(Your task): When a line below holds the string "World", show that line.

(Input records):

--------

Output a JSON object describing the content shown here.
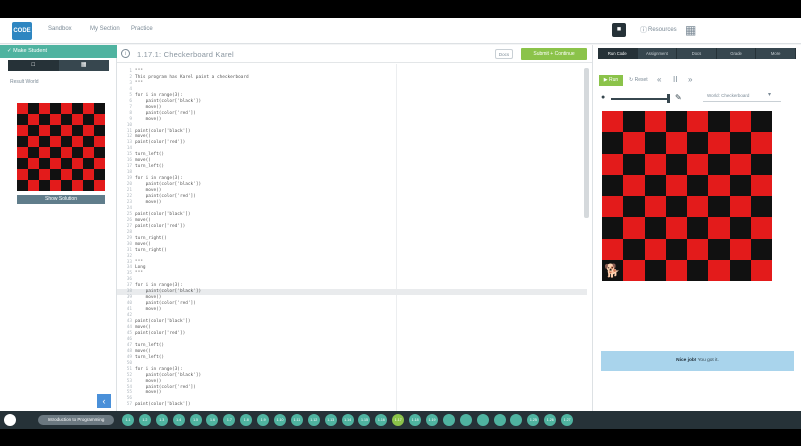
{
  "topbar": {
    "logo": "CODE",
    "nav": [
      "Sandbox",
      "My Section",
      "Practice"
    ],
    "resources": "Resources"
  },
  "leftpanel": {
    "make_student": "Make Student",
    "tabs": [
      "□",
      "▦"
    ],
    "result_label": "Result World",
    "show_solution": "Show Solution"
  },
  "editor": {
    "title": "1.17.1: Checkerboard Karel",
    "docs_label": "Docs",
    "submit_label": "Submit + Continue",
    "highlighted_line": 38,
    "lines": [
      "\"\"\"",
      "This program has Karel paint a checkerboard",
      "\"\"\"",
      "",
      "for i in range(3):",
      "    paint(color['black'])",
      "    move()",
      "    paint(color['red'])",
      "    move()",
      "",
      "paint(color['black'])",
      "move()",
      "paint(color['red'])",
      "",
      "turn_left()",
      "move()",
      "turn_left()",
      "",
      "for i in range(3):",
      "    paint(color['black'])",
      "    move()",
      "    paint(color['red'])",
      "    move()",
      "",
      "paint(color['black'])",
      "move()",
      "paint(color['red'])",
      "",
      "turn_right()",
      "move()",
      "turn_right()",
      "",
      "\"\"\"",
      "Long",
      "\"\"\"",
      "",
      "for i in range(3):",
      "    paint(color['black'])",
      "    move()",
      "    paint(color['red'])",
      "    move()",
      "",
      "paint(color['black'])",
      "move()",
      "paint(color['red'])",
      "",
      "turn_left()",
      "move()",
      "turn_left()",
      "",
      "for i in range(3):",
      "    paint(color['black'])",
      "    move()",
      "    paint(color['red'])",
      "    move()",
      "",
      "paint(color['black'])"
    ]
  },
  "bottombar": {
    "introduction": "Introduction to Programming",
    "dots": [
      "1.1",
      "1.2",
      "1.3",
      "1.4",
      "1.5",
      "1.6",
      "1.7",
      "1.8",
      "1.9",
      "1.10",
      "1.11",
      "1.12",
      "1.13",
      "1.14",
      "1.15",
      "1.16",
      "1.17",
      "1.18",
      "1.19",
      "",
      "",
      "",
      "",
      "",
      "1.25",
      "1.26",
      "1.27"
    ]
  },
  "rightpanel": {
    "tabs": [
      "Run Code",
      "Assignment",
      "Docs",
      "Grade",
      "More"
    ],
    "run_label": "▶ Run",
    "reset_label": "↻ Reset",
    "step_icons": [
      "«",
      "II",
      "»"
    ],
    "world_select": "World: Checkerboard",
    "status_strong": "Nice job!",
    "status_text": "You got it."
  },
  "colors": {
    "accent": "#4fb3a0",
    "submit": "#8bc34a",
    "dark": "#263238",
    "red": "#e31b1b",
    "black": "#111111",
    "info": "#a9d4ec"
  }
}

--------

(Response to the task):
    "result_label": "Result World",
    "world_select": "World: Checkerboard",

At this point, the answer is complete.